Tuesday, November 10, 2009

An Awesome Birthday Present

I forgot to write about this.

The weekend that I got my telescope, when my dad and my cousin brought it to me, I got another present from my cousin and his lady friend. It is a book.

Normally, my heart sinks at the idea of getting a book for a present. In actuality I frankly love books, I'm an avid collector of miscellaneous books and series, but when I get a book for a present, I'm a little disappointed. I'm like a kid. I want a toy. Book? Blah!

But this one is a bit different. It's quite up my alley, considering how I'm now getting more into astronomy. And it comes with an additional cool factor attached.

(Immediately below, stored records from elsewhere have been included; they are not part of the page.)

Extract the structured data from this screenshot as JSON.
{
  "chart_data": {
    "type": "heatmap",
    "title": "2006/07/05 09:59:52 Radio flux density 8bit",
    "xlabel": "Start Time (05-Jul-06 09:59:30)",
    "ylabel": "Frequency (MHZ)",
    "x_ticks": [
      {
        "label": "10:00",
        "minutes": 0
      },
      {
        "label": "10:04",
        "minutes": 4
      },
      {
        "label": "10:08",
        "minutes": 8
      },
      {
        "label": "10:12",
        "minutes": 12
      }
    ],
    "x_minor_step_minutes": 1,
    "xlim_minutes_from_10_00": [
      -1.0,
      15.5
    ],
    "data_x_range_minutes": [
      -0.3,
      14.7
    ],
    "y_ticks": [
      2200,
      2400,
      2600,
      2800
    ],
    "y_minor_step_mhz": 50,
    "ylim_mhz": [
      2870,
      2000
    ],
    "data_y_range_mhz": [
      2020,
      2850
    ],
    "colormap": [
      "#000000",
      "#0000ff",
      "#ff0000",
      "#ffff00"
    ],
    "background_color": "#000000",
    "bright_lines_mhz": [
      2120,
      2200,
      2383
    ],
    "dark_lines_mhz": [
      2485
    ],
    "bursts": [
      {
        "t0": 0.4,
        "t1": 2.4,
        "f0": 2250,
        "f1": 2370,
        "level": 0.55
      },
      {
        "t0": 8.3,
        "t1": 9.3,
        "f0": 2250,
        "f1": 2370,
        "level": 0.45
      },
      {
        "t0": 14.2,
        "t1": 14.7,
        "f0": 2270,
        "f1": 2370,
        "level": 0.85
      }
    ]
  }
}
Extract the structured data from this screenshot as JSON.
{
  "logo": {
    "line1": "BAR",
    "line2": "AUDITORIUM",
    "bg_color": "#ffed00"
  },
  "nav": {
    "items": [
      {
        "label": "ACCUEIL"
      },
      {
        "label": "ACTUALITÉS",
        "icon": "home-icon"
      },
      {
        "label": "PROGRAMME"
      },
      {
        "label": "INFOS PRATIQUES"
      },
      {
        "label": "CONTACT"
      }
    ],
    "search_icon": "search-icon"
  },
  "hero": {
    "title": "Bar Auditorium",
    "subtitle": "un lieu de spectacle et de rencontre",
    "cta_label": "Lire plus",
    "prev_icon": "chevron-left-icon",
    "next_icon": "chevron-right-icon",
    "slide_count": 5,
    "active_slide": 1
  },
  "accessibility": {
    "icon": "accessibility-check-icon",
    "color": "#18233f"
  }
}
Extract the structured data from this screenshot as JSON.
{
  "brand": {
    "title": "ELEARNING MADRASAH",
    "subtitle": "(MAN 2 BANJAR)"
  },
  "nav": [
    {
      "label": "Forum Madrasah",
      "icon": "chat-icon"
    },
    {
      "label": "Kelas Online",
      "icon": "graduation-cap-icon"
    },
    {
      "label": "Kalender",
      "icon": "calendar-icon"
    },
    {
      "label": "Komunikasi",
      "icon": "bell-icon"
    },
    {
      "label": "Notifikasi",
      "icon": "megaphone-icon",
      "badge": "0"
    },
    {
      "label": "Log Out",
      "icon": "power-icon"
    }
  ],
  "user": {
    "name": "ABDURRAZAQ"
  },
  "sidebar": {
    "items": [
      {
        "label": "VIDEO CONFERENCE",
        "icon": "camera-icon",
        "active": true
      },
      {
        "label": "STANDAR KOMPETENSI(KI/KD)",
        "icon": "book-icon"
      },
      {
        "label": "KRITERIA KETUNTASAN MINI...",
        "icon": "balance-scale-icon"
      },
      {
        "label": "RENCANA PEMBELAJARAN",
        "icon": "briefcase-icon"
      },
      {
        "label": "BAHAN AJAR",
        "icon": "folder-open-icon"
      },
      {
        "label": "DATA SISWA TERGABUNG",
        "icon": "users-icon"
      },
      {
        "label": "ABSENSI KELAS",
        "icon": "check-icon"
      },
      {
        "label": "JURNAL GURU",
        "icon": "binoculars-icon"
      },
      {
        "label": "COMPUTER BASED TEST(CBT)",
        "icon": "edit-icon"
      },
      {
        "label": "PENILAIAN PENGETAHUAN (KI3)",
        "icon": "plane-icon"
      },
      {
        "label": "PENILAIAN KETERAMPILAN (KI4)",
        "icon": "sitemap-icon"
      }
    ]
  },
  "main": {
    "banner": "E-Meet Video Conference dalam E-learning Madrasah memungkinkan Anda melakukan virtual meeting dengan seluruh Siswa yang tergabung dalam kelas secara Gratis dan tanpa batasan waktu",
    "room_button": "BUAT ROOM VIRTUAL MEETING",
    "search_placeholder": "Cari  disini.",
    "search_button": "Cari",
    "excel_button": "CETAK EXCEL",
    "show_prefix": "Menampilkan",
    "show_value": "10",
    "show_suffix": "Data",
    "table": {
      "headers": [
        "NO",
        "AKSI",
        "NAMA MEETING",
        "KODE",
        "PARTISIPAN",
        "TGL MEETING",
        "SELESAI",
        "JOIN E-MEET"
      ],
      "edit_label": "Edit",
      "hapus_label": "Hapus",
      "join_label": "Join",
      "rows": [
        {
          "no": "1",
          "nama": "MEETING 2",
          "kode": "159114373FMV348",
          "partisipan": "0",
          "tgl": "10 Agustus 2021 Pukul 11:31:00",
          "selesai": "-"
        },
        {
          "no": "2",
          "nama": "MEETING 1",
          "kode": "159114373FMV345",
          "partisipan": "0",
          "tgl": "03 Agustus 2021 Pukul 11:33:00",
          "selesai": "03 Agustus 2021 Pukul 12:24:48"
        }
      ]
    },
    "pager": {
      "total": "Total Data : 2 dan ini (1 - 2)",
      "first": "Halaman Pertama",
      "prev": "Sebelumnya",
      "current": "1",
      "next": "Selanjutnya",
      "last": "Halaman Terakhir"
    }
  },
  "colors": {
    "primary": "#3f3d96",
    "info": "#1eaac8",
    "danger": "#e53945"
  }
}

The book is titled, The Very First Light: The True Inside Story of the Scientific Journey Back to the Dawn of the Universe. It is written by John C. Mather, and John Boslough.

The coolness factor lies in the fact that John Mather is the 2006 winner of the Nobel Prize in physics.

And he signed my copy!

How. Awesome. Is. That!

(I will try to review the book at some point later on, stay tuned).

Class in Descriptive Astronomy

For the last 3 weeks I've been going to a class given by the AAA, or Amateur Astronomer's Association of NY. The fee of $75 covered the class for non-members, and threw in membership as well.

I have taken 2 astronomy classes in college, and enjoyed them to a large degree. Though I don't relish the thought of having to do any math, the basic equations back then were not really hard at all, if you could remember back to high school physics class.

But the AAA class is a descriptive class, meaning that you don't have to do any math. It's really a bit like the Discovery channel science programs. So generally it is non-technical, though obviously it is a science class.

One thing that I do feel needs improvement is the pace of the class, and certainly more detail would be appreciated by yours truly. But time is generally short, and even an hour-and-half class is pushing the limits of some people's attention, mine included.

But if you get a chance, and your local astronomy club gives lectures or a class on topics you'd like to learn more about, please take the opportunity to learn more about our solar system and the galactic neighborhood in which we live.